Supplied information
-- Opening Marker --

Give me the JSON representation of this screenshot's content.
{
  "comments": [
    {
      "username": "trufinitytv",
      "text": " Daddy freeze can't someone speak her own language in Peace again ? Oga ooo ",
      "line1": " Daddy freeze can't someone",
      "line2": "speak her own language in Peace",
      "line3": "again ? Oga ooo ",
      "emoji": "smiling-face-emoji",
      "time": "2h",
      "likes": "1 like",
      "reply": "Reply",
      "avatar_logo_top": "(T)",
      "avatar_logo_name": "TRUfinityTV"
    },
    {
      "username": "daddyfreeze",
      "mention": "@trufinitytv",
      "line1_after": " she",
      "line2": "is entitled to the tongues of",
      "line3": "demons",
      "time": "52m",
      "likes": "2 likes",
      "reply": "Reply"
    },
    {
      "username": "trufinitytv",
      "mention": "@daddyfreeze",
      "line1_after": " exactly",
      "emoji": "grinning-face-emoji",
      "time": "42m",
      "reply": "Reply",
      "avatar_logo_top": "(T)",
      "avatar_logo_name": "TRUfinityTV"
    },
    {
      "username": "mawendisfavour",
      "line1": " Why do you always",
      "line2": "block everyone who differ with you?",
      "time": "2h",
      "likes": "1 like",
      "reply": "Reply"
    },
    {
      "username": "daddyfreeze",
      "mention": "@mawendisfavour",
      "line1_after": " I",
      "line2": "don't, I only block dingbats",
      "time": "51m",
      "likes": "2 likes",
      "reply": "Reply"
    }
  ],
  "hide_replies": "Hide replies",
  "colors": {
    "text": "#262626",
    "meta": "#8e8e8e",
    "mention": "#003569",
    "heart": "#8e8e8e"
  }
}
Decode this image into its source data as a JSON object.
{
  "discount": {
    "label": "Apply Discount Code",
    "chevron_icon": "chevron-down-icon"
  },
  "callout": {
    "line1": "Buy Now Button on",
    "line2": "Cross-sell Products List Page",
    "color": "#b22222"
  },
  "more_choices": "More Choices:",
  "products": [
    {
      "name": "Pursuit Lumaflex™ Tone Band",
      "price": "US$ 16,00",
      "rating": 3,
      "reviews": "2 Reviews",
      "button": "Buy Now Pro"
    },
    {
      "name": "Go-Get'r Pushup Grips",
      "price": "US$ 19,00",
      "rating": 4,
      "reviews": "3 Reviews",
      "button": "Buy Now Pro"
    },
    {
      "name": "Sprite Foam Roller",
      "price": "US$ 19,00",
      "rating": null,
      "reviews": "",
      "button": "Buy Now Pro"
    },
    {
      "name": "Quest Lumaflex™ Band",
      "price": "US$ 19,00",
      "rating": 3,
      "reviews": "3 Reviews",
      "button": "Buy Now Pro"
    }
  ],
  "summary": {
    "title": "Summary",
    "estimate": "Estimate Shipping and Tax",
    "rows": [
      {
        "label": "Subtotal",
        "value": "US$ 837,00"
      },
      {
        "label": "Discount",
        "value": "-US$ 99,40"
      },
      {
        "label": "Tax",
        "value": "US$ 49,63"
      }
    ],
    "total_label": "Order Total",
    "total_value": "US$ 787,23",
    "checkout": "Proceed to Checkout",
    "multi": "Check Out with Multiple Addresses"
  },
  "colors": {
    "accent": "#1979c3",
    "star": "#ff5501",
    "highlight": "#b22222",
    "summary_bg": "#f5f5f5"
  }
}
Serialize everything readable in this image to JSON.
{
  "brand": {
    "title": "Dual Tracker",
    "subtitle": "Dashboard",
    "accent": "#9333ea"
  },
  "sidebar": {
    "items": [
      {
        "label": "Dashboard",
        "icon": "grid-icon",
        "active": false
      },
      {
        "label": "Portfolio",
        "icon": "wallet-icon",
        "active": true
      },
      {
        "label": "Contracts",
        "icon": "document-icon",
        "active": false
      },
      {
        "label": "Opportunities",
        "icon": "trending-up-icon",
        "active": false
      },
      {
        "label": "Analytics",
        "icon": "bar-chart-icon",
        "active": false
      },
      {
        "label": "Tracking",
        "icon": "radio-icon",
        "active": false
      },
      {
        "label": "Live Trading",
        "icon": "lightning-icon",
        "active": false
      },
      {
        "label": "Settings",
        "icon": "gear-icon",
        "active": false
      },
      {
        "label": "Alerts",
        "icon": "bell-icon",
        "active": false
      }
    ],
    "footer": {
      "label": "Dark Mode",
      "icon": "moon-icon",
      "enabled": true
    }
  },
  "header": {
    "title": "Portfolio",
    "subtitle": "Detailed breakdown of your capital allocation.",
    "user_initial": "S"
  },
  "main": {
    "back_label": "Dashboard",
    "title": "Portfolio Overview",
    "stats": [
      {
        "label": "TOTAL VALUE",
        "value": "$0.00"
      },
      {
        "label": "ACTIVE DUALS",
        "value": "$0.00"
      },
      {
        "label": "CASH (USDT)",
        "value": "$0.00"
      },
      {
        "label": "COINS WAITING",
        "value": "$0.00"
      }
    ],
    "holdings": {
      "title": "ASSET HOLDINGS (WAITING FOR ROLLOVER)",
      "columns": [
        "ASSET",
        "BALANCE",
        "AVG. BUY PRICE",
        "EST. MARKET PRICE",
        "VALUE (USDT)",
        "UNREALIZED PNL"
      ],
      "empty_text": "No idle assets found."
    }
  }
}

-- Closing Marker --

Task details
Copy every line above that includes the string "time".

Solution to this exercise
      "time": "2h",
      "time": "52m",
      "time": "42m",
      "time": "2h",
      "time": "51m",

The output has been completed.